- Tobacco kills up to half of its users.
Tobacco kills more than 8 million people each year. More than 7 million of those deaths are the result of direct tobacco use while around 1.2 million are the result of non-smokers being exposed to second-hand smoke.
- Nearly 80% of the world's more than 1 billion smokers live in low- and middle-income countries.
In the African region:
- 13 million women use tobacco products, including chewing tobacco and snuff
- 13% of young adolescent girls use tobacco products. Recent trends show an increase in tobacco use among girls. In the past, the prevalence of tobacco use among girls was lower than the rate for boys. But recent studies have shown the prevalence rate among girls (4.6% to 36.6%) has become as high as for boys (7.8% to 36.5%).
- About 22,000 women die every year from tobacco-related diseases which are preventable.
- Between 2002 and 2030, tobacco-attributable deaths are projected to double in low and middle income countries (LMICs), including in Africa.
- Of adult deaths due to second-hand smoke, about 2/3 are among women (64%) – women working and living with men who smoke.
In addition, women have unique and higher risks of cancer and artery disease. Tobacco causes similar health problems and threats for men and women. But women have unique and higher risks of cervical cancer, breast cancer, coronary artery disease.
The Tobacco Control Programme contributes to the reduction of the burden of disease and death caused by tobacco through reducing the prevalence of tobacco use and the exposure to tobacco smoke in all segments of the population in the African Region.
Tobacco control actions aim to substantially and continually reduce the prevalence of tobacco use and exposure to tobacco smoke.The WHO Framework Convention on Tobacco Control (WHO FCTC) lays out different tobacco control measures to be implemented in order to prevent young people from starting to use tobacco, help current tobacco users to quit and protect non-smokers from exposure to second-hand smoke.
Setting implementation goals and developing plans and strategies for the implementation of the Convention in the African Region are imperative. In addition, building the capacity of the Member States in the region for an effective enforcement of the different strategies is crucial.
The following tobacco control strategies are in line with the requirements and guidance in the WHO FCTC:
Raising awareness about the WHO FCTC ratification/accession process and requirements;
Building capacity for the development of national action plan and comprehensive tobacco control policy and legislation reflecting the different provisions of the WHO FCTC such as protection from tobacco smoke, support for cessation programmes, warning about the dangers of tobacco, bans on tobacco advertising and promotion and raising taxes on tobacco products;
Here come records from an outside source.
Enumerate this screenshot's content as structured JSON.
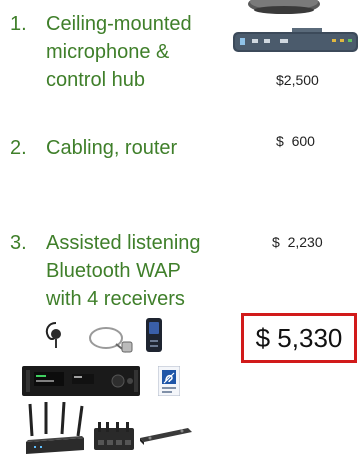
{
  "items": [
    {
      "number": "1.",
      "lines": [
        "Ceiling-mounted",
        "microphone &",
        "control hub"
      ],
      "price": "$2,500"
    },
    {
      "number": "2.",
      "lines": [
        "Cabling, router"
      ],
      "price": "$  600"
    },
    {
      "number": "3.",
      "lines": [
        "Assisted listening",
        "Bluetooth WAP",
        "with 4 receivers"
      ],
      "price": "$  2,230"
    }
  ],
  "total": "$ 5,330",
  "colors": {
    "item_text": "#3f7f2a",
    "total_border": "#d11a1a"
  },
  "images": [
    "ceiling-microphone-image",
    "control-hub-image",
    "earpiece-image",
    "neckloop-image",
    "receiver-image",
    "wap-transmitter-image",
    "hearing-loop-sign-image",
    "router-image",
    "network-switch-image",
    "rack-mount-bracket-image"
  ]
}
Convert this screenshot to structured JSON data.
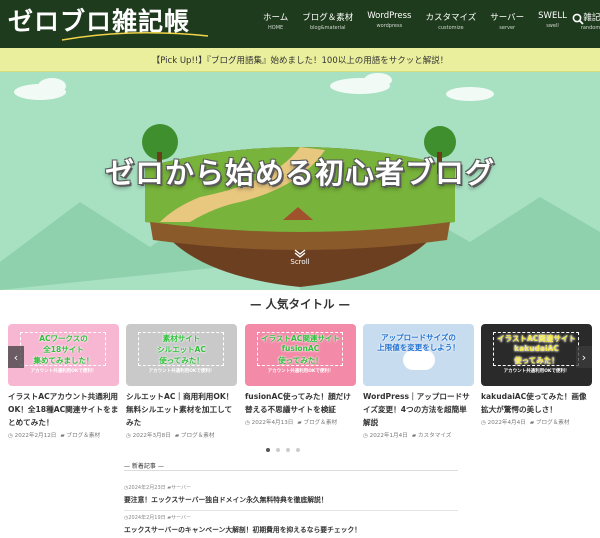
{
  "header": {
    "logo": "ゼロブロ雑記帳",
    "nav": [
      {
        "label": "ホーム",
        "sub": "HOME"
      },
      {
        "label": "ブログ＆素材",
        "sub": "blog&material"
      },
      {
        "label": "WordPress",
        "sub": "wordpress"
      },
      {
        "label": "カスタマイズ",
        "sub": "customize"
      },
      {
        "label": "サーバー",
        "sub": "server"
      },
      {
        "label": "SWELL",
        "sub": "swell"
      },
      {
        "label": "雑記事",
        "sub": "randomnote"
      }
    ]
  },
  "pickup": {
    "text": "【Pick Up!!】『ブログ用語集』始めました！100以上の用語をサクッと解説！"
  },
  "hero": {
    "title": "ゼロから始める初心者ブログ",
    "scroll": "Scroll"
  },
  "section": {
    "title": "— 人気タイトル —"
  },
  "cards": [
    {
      "thumb_lines": [
        "ACワークスの",
        "全18サイト",
        "集めてみました！"
      ],
      "thumb_note": "アカウント共通利用OKで便利！",
      "title": "イラストACアカウント共通利用OK！全18種AC関連サイトをまとめてみた！",
      "date": "2022年2月12日",
      "category": "ブログ＆素材",
      "bg": "#f7b7d2"
    },
    {
      "thumb_lines": [
        "素材サイト",
        "シルエットAC",
        "使ってみた！"
      ],
      "thumb_note": "アカウント共通利用OKで便利！",
      "title": "シルエットAC｜商用利用OK！無料シルエット素材を加工してみた",
      "date": "2022年3月8日",
      "category": "ブログ＆素材",
      "bg": "#c9c9c9"
    },
    {
      "thumb_lines": [
        "イラストAC関連サイト",
        "fusionAC",
        "使ってみた！"
      ],
      "thumb_note": "アカウント共通利用OKで便利！",
      "title": "fusionAC使ってみた！顔だけ替える不思議サイトを検証",
      "date": "2022年4月13日",
      "category": "ブログ＆素材",
      "bg": "#f28aa8"
    },
    {
      "thumb_lines": [
        "アップロードサイズの",
        "上限値を変更をしよう！"
      ],
      "thumb_note": "",
      "title": "WordPress｜アップロードサイズ変更！4つの方法を超簡単解説",
      "date": "2022年1月4日",
      "category": "カスタマイズ",
      "bg": "#c7dcef"
    },
    {
      "thumb_lines": [
        "イラストAC関連サイト",
        "kakudaiAC",
        "使ってみた！"
      ],
      "thumb_note": "アカウント共通利用OKで便利！",
      "title": "kakudaiAC使ってみた！画像拡大が驚愕の美しさ！",
      "date": "2022年4月4日",
      "category": "ブログ＆素材",
      "bg": "#2a2a2a"
    }
  ],
  "slider": {
    "prev": "‹",
    "next": "›",
    "dots": 4,
    "active": 0
  },
  "latest": {
    "label": "— 新着記事 —",
    "items": [
      {
        "date": "2024年2月23日",
        "category": "サーバー",
        "title": "要注意！エックスサーバー独自ドメイン永久無料特典を徹底解説！"
      },
      {
        "date": "2024年2月19日",
        "category": "サーバー",
        "title": "エックスサーバーのキャンペーン大解剖！初期費用を抑えるなら要チェック！"
      }
    ]
  },
  "colors": {
    "header": "#1f3b1d",
    "pickup": "#e9ef9c",
    "hero": "#a8e0c2",
    "accent_green": "#2fbf3a"
  },
  "icons": [
    "search-icon",
    "chevron-left-icon",
    "chevron-right-icon",
    "chevron-down-icon",
    "clock-icon",
    "folder-icon"
  ]
}
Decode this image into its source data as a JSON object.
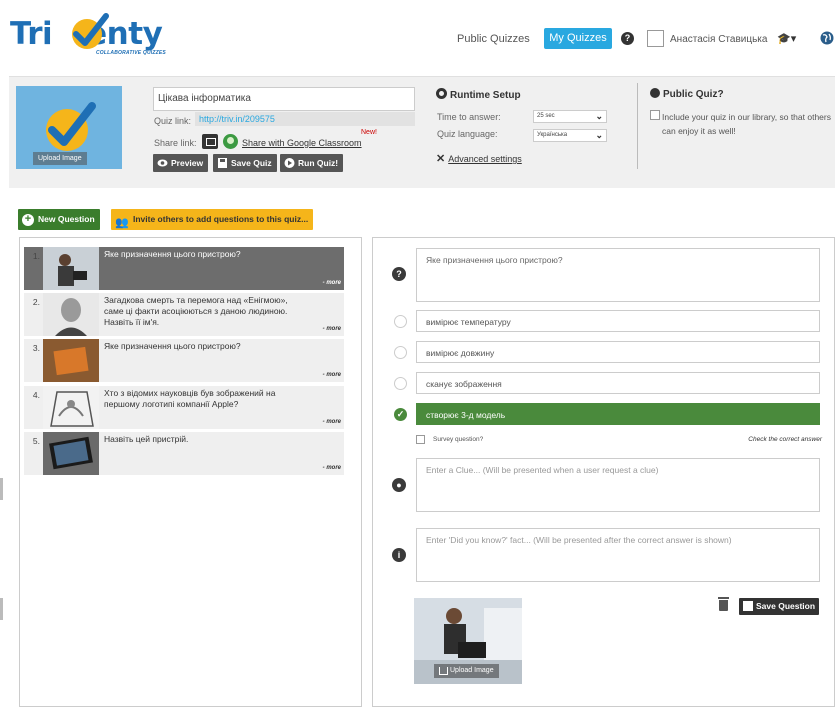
{
  "header": {
    "logo_text_left": "Tri",
    "logo_text_right": "enty",
    "logo_tagline": "COLLABORATIVE QUIZZES",
    "nav_public": "Public Quizzes",
    "nav_my": "My Quizzes",
    "help": "?",
    "user_name": "Анастасія Ставицька",
    "caret": "▾"
  },
  "quiz": {
    "upload_label": "Upload Image",
    "title": "Цікава інформатика",
    "link_label": "Quiz link:",
    "link": "http://triv.in/209575",
    "share_label": "Share link:",
    "share_classroom": "Share with Google Classroom",
    "new_badge": "New!",
    "preview": "Preview",
    "save": "Save Quiz",
    "run": "Run Quiz!"
  },
  "runtime": {
    "title": "Runtime Setup",
    "time_label": "Time to answer:",
    "time_value": "25 sec",
    "lang_label": "Quiz language:",
    "lang_value": "Українська",
    "advanced": "Advanced settings"
  },
  "public_quiz": {
    "title": "Public Quiz?",
    "text": "Include your quiz in our library, so that others can enjoy it as well!"
  },
  "toolbar": {
    "new_question": "New Question",
    "invite": "Invite others to add questions to this quiz..."
  },
  "questions": [
    {
      "num": "1.",
      "text": "Яке призначення цього пристрою?",
      "more": "- more"
    },
    {
      "num": "2.",
      "text": "Загадкова смерть та перемога над «Енігмою», саме ці факти асоціюються з даною людиною. Назвіть її ім'я.",
      "more": "- more"
    },
    {
      "num": "3.",
      "text": "Яке призначення цього пристрою?",
      "more": "- more"
    },
    {
      "num": "4.",
      "text": "Хто з відомих науковців був зображений на першому логотипі компанії Apple?",
      "more": "- more"
    },
    {
      "num": "5.",
      "text": "Назвіть цей пристрій.",
      "more": "- more"
    }
  ],
  "editor": {
    "question": "Яке призначення цього пристрою?",
    "answers": [
      "вимірює температуру",
      "вимірює довжину",
      "сканує зображення",
      "створює 3-д модель"
    ],
    "correct_index": 3,
    "survey": "Survey question?",
    "check_correct": "Check the correct answer",
    "clue_placeholder": "Enter a Clue... (Will be presented when a user request a clue)",
    "dyk_placeholder": "Enter 'Did you know?' fact... (Will be presented after the correct answer is shown)",
    "save_question": "Save Question",
    "upload_label": "Upload Image"
  },
  "colors": {
    "brand_blue": "#1f6fb5",
    "nav_active": "#29a8e0",
    "green": "#3a7d2c",
    "correct_green": "#4a8a3c",
    "invite_yellow": "#f5b51a"
  }
}
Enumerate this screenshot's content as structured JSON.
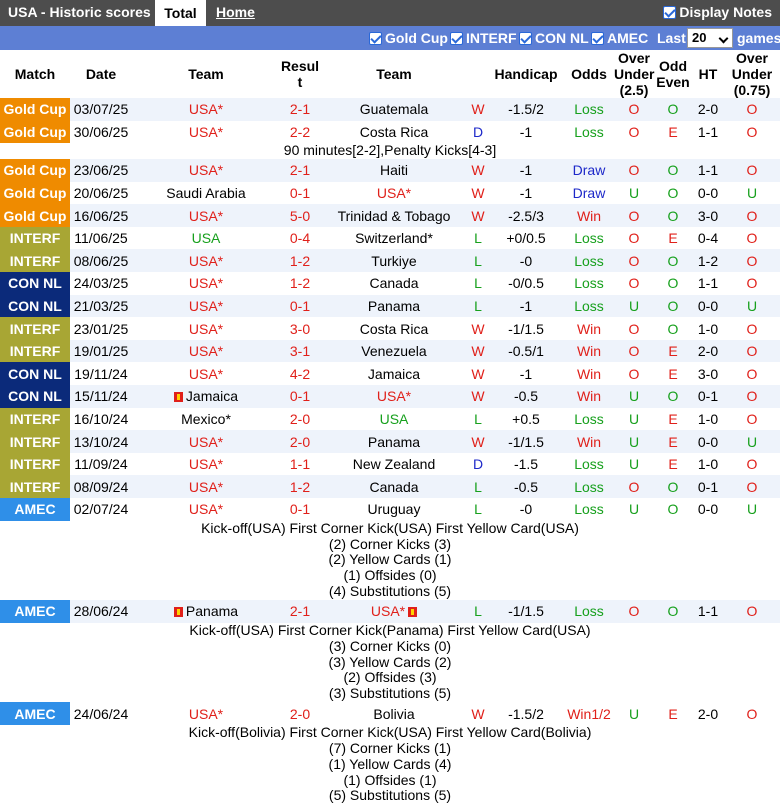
{
  "header": {
    "title": "USA - Historic scores",
    "tab_total": "Total",
    "tab_home": "Home",
    "display_notes": "Display Notes"
  },
  "filters": {
    "gold_cup": "Gold Cup",
    "interf": "INTERF",
    "con_nl": "CON NL",
    "amec": "AMEC",
    "last_label": "Last",
    "last_value": "20",
    "games_label": "games"
  },
  "columns": {
    "match": "Match",
    "date": "Date",
    "team": "Team",
    "result": "Resul t",
    "team2": "Team",
    "handicap": "Handicap",
    "odds": "Odds",
    "over_under": "Over Under (2.5)",
    "odd_even": "Odd Even",
    "ht": "HT",
    "over_under2": "Over Under (0.75)"
  },
  "rows": [
    {
      "comp": "Gold Cup",
      "date": "03/07/25",
      "home": "USA*",
      "score": "2-1",
      "away": "Guatemala",
      "res": "W",
      "hcp": "-1.5/2",
      "odds": "Loss",
      "ou": "O",
      "oe": "O",
      "ht": "2-0",
      "ou2": "O"
    },
    {
      "comp": "Gold Cup",
      "date": "30/06/25",
      "home": "USA*",
      "score": "2-2",
      "away": "Costa Rica",
      "res": "D",
      "hcp": "-1",
      "odds": "Loss",
      "ou": "O",
      "oe": "E",
      "ht": "1-1",
      "ou2": "O"
    },
    {
      "comp": "Gold Cup",
      "date": "23/06/25",
      "home": "USA*",
      "score": "2-1",
      "away": "Haiti",
      "res": "W",
      "hcp": "-1",
      "odds": "Draw",
      "ou": "O",
      "oe": "O",
      "ht": "1-1",
      "ou2": "O"
    },
    {
      "comp": "Gold Cup",
      "date": "20/06/25",
      "home": "Saudi Arabia",
      "score": "0-1",
      "away": "USA*",
      "res": "W",
      "hcp": "-1",
      "odds": "Draw",
      "ou": "U",
      "oe": "O",
      "ht": "0-0",
      "ou2": "U"
    },
    {
      "comp": "Gold Cup",
      "date": "16/06/25",
      "home": "USA*",
      "score": "5-0",
      "away": "Trinidad & Tobago",
      "res": "W",
      "hcp": "-2.5/3",
      "odds": "Win",
      "ou": "O",
      "oe": "O",
      "ht": "3-0",
      "ou2": "O"
    },
    {
      "comp": "INTERF",
      "date": "11/06/25",
      "home": "USA",
      "score": "0-4",
      "away": "Switzerland*",
      "res": "L",
      "hcp": "+0/0.5",
      "odds": "Loss",
      "ou": "O",
      "oe": "E",
      "ht": "0-4",
      "ou2": "O"
    },
    {
      "comp": "INTERF",
      "date": "08/06/25",
      "home": "USA*",
      "score": "1-2",
      "away": "Turkiye",
      "res": "L",
      "hcp": "-0",
      "odds": "Loss",
      "ou": "O",
      "oe": "O",
      "ht": "1-2",
      "ou2": "O"
    },
    {
      "comp": "CON NL",
      "date": "24/03/25",
      "home": "USA*",
      "score": "1-2",
      "away": "Canada",
      "res": "L",
      "hcp": "-0/0.5",
      "odds": "Loss",
      "ou": "O",
      "oe": "O",
      "ht": "1-1",
      "ou2": "O"
    },
    {
      "comp": "CON NL",
      "date": "21/03/25",
      "home": "USA*",
      "score": "0-1",
      "away": "Panama",
      "res": "L",
      "hcp": "-1",
      "odds": "Loss",
      "ou": "U",
      "oe": "O",
      "ht": "0-0",
      "ou2": "U"
    },
    {
      "comp": "INTERF",
      "date": "23/01/25",
      "home": "USA*",
      "score": "3-0",
      "away": "Costa Rica",
      "res": "W",
      "hcp": "-1/1.5",
      "odds": "Win",
      "ou": "O",
      "oe": "O",
      "ht": "1-0",
      "ou2": "O"
    },
    {
      "comp": "INTERF",
      "date": "19/01/25",
      "home": "USA*",
      "score": "3-1",
      "away": "Venezuela",
      "res": "W",
      "hcp": "-0.5/1",
      "odds": "Win",
      "ou": "O",
      "oe": "E",
      "ht": "2-0",
      "ou2": "O"
    },
    {
      "comp": "CON NL",
      "date": "19/11/24",
      "home": "USA*",
      "score": "4-2",
      "away": "Jamaica",
      "res": "W",
      "hcp": "-1",
      "odds": "Win",
      "ou": "O",
      "oe": "E",
      "ht": "3-0",
      "ou2": "O"
    },
    {
      "comp": "CON NL",
      "date": "15/11/24",
      "home": "Jamaica",
      "score": "0-1",
      "away": "USA*",
      "res": "W",
      "hcp": "-0.5",
      "odds": "Win",
      "ou": "U",
      "oe": "O",
      "ht": "0-1",
      "ou2": "O",
      "homeflag": true
    },
    {
      "comp": "INTERF",
      "date": "16/10/24",
      "home": "Mexico*",
      "score": "2-0",
      "away": "USA",
      "res": "L",
      "hcp": "+0.5",
      "odds": "Loss",
      "ou": "U",
      "oe": "E",
      "ht": "1-0",
      "ou2": "O"
    },
    {
      "comp": "INTERF",
      "date": "13/10/24",
      "home": "USA*",
      "score": "2-0",
      "away": "Panama",
      "res": "W",
      "hcp": "-1/1.5",
      "odds": "Win",
      "ou": "U",
      "oe": "E",
      "ht": "0-0",
      "ou2": "U"
    },
    {
      "comp": "INTERF",
      "date": "11/09/24",
      "home": "USA*",
      "score": "1-1",
      "away": "New Zealand",
      "res": "D",
      "hcp": "-1.5",
      "odds": "Loss",
      "ou": "U",
      "oe": "E",
      "ht": "1-0",
      "ou2": "O"
    },
    {
      "comp": "INTERF",
      "date": "08/09/24",
      "home": "USA*",
      "score": "1-2",
      "away": "Canada",
      "res": "L",
      "hcp": "-0.5",
      "odds": "Loss",
      "ou": "O",
      "oe": "O",
      "ht": "0-1",
      "ou2": "O"
    },
    {
      "comp": "AMEC",
      "date": "02/07/24",
      "home": "USA*",
      "score": "0-1",
      "away": "Uruguay",
      "res": "L",
      "hcp": "-0",
      "odds": "Loss",
      "ou": "U",
      "oe": "O",
      "ht": "0-0",
      "ou2": "U"
    },
    {
      "comp": "AMEC",
      "date": "28/06/24",
      "home": "Panama",
      "score": "2-1",
      "away": "USA*",
      "res": "L",
      "hcp": "-1/1.5",
      "odds": "Loss",
      "ou": "O",
      "oe": "O",
      "ht": "1-1",
      "ou2": "O",
      "homeflag": true,
      "awayflag": true
    },
    {
      "comp": "AMEC",
      "date": "24/06/24",
      "home": "USA*",
      "score": "2-0",
      "away": "Bolivia",
      "res": "W",
      "hcp": "-1.5/2",
      "odds": "Win1/2",
      "ou": "U",
      "oe": "E",
      "ht": "2-0",
      "ou2": "O"
    }
  ],
  "notes": {
    "1": [
      "90 minutes[2-2],Penalty Kicks[4-3]"
    ],
    "17": [
      "Kick-off(USA)  First Corner Kick(USA)  First Yellow Card(USA)",
      "(2) Corner Kicks (3)",
      "(2) Yellow Cards (1)",
      "(1) Offsides (0)",
      "(4) Substitutions (5)"
    ],
    "18": [
      "Kick-off(USA)  First Corner Kick(Panama)  First Yellow Card(USA)",
      "(3) Corner Kicks (0)",
      "(3) Yellow Cards (2)",
      "(2) Offsides (3)",
      "(3) Substitutions (5)"
    ],
    "19": [
      "Kick-off(Bolivia)  First Corner Kick(USA)  First Yellow Card(Bolivia)",
      "(7) Corner Kicks (1)",
      "(1) Yellow Cards (4)",
      "(1) Offsides (1)",
      "(5) Substitutions (5)"
    ]
  },
  "colors": {
    "gold_cup": "#ef8b00",
    "interf": "#a8a634",
    "con_nl": "#0b2a7a",
    "amec": "#2f8fe8",
    "win": "#e0201a",
    "draw": "#1d28c9",
    "loss": "#17a01d",
    "header_bg": "#4d4d4d",
    "filter_bg": "#5d7fd4"
  }
}
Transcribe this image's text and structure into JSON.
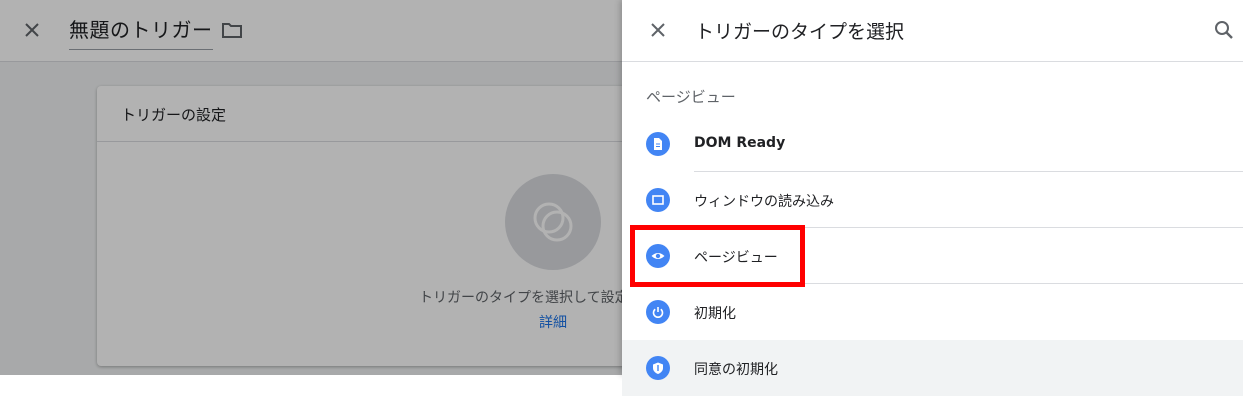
{
  "background": {
    "title": "無題のトリガー",
    "card_title": "トリガーの設定",
    "card_message": "トリガーのタイプを選択して設定",
    "card_link": "詳細"
  },
  "panel": {
    "title": "トリガーのタイプを選択",
    "section_label": "ページビュー",
    "items": [
      {
        "label": "DOM Ready",
        "icon": "document-icon"
      },
      {
        "label": "ウィンドウの読み込み",
        "icon": "window-icon"
      },
      {
        "label": "ページビュー",
        "icon": "eye-icon"
      },
      {
        "label": "初期化",
        "icon": "power-icon"
      },
      {
        "label": "同意の初期化",
        "icon": "shield-icon"
      }
    ]
  },
  "colors": {
    "accent": "#4285f4",
    "highlight_box": "#ff0000",
    "link": "#1a73e8"
  }
}
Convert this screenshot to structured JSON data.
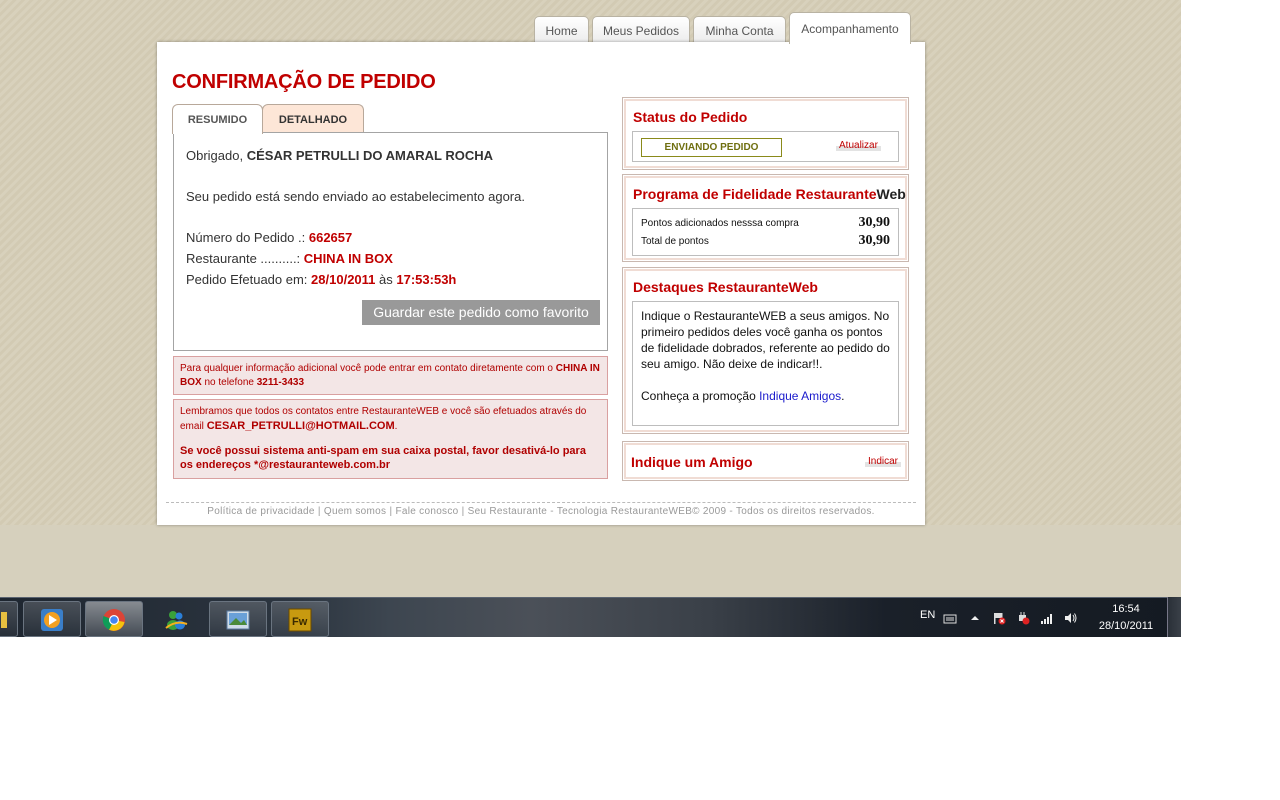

Establishing a full-time national coordinating mechanism with a designed national focal point and a national multisectoral steering committee;
Establishing a system for surveillance, monitoring and evaluation of tobacco use, tobacco control policies interventions as well as tobacco industry activities;
Mobilizing resources for national tobacco control programmes with the participation of nongovernmental organizations and the private sector.